The Old Town Square is usually very active, even though no traffic is allowed and there is no longer a formal market. Artists and craftspeople of all kinds still sell their wares here in the summer, but don't expect many bargains—tourists are their prime targets. Musical performances are often held here on weekends on a stage erected at the north end of the square. Horse-drawn cabs await visitors. To explore some of the square's beautiful and historic houses, visit the Muzeum Literatury im. Adama Mickiewicza on the east side of the square and the Muzeum Historyczne Warszawy on the north side. After being almost completely annihilated during World War II, these mansions were meticulously reconstructed using old prints, plans, and paintings. For some of the best Gothic details, look for No. 31, traditionally known as the House of the Mazovian Dukes. At night the square is lit up romantically. If you're after good food and atmosphere, this is one of Warsaw's best places to hang out after dark.

Krzywe Koło (Crooked Wheel Street) runs from the Old Town Square to the reconstructed ramparts of the city wall. From this corner you can see out over the Vistula and also over the New Town stretching to the north beyond the city walls. As you look out over the town walls and down the Vistula embankment, you will see the Stara Prochownia (Old Powder Tower), now a popular venue for poetry readings, music, and drama.

Warszawska Syrenka

Stare Miasto

The mermaid is the symbol on the crest of the city of Warsaw. Many legends claim to explain the presence of this misterious creature so far inland. One speaks of two sister-sirens, who swam from the Atlantic to the the Baltic Sea. One settled in Denmark, in Copenhagen, and the other travelled to Gdańsk, and then upstream the Vistula, all the way to Warsaw. There are in fact several statues of the mermaid that can be found all over town. This particular stone statue had been traveling around the city for more than 70 years before finding itself back home in 2000. It had originally been installed in 1855, in the center of a fountain in the Old Town Square.

12/14 Rynek Stare Miasto, Warsaw, Poland

Zamek Królewski

Stare Miasto

Warsaw's Royal Castle stands on the east side of Castle Square. The princes of Mazovia first built a residence on this spot overlooking the Vistula in the 14th century.
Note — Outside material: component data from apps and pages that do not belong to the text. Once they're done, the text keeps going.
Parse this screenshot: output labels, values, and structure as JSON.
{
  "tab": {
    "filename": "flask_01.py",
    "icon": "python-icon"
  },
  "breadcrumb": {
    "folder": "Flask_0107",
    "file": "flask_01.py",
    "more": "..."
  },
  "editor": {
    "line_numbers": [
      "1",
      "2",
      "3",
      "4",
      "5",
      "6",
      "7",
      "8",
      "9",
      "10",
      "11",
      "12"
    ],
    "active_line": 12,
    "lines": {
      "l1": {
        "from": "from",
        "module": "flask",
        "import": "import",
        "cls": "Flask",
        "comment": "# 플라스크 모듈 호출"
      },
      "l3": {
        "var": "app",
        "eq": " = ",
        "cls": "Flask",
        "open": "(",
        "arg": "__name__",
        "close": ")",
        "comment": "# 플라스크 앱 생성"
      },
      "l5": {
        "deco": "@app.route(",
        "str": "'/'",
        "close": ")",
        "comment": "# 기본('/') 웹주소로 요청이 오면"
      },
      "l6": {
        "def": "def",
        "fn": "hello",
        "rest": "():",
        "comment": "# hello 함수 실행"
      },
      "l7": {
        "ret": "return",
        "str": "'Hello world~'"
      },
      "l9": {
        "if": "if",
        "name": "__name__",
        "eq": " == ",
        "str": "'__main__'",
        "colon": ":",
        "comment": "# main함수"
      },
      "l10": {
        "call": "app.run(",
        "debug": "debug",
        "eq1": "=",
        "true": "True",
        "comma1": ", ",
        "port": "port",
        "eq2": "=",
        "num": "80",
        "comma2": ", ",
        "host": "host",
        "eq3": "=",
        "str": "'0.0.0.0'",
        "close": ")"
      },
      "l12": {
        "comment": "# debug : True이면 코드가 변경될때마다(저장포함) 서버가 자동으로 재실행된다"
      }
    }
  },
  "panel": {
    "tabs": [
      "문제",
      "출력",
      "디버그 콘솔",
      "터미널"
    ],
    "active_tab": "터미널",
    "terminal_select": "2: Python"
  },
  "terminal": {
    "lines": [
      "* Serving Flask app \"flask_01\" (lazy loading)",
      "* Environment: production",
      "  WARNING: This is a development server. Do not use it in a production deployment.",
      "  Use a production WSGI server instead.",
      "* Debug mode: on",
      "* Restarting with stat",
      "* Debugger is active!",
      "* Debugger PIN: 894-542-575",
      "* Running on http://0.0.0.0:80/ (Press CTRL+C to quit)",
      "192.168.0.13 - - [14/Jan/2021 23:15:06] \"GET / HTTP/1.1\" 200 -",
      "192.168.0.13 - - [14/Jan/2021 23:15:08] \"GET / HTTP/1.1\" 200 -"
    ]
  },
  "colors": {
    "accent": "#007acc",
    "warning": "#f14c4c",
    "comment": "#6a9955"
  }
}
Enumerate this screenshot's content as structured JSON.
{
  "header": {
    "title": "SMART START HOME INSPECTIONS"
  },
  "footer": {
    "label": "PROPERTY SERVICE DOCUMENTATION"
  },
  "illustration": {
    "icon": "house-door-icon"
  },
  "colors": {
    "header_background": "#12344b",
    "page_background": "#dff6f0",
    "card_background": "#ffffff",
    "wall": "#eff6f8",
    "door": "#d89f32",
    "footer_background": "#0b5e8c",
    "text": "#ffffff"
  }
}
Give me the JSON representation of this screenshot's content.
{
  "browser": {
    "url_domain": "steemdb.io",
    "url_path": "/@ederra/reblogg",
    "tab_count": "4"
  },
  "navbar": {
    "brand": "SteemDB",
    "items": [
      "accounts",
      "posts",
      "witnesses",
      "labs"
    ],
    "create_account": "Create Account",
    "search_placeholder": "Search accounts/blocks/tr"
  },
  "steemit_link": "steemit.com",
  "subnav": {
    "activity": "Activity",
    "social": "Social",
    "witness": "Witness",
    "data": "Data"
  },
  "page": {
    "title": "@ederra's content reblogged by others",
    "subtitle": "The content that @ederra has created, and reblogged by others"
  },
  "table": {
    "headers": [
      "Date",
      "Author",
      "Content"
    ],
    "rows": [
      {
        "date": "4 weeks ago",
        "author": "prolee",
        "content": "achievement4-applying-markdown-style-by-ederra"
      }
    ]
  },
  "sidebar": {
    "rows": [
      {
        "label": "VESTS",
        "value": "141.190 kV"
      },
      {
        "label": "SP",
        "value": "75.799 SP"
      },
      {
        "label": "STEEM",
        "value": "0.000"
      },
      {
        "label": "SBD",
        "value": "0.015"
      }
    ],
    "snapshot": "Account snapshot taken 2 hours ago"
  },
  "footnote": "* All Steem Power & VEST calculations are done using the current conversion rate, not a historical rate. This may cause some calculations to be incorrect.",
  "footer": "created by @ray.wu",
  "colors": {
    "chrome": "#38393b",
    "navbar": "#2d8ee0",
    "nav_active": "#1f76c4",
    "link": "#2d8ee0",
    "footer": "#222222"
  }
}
Its present Renaissance form dates from the reign of King Zygmunt III Waza, who needed a magnificent palace for his new capital. Reconstructed in the 1970s, it now gleams as it did in its earliest years, with gilt, marble, and wall paintings. It also houses impressive collections of art—including the famous views of Warsaw that were painted by Canaletto's nephew Bernardo Bellotto (also known as Canaletto), which were used to rebuild the city after the war. Tours in English are available.

pl. Zamkowy 4, Warsaw, 00-277, Poland
022-355–51–70
Sight Details
Rate Includes: zł 30, Daily 10–4; summer hrs (May–Sept.) Mon–Sat. 10–6, Sun. 11–6; gardens open until 10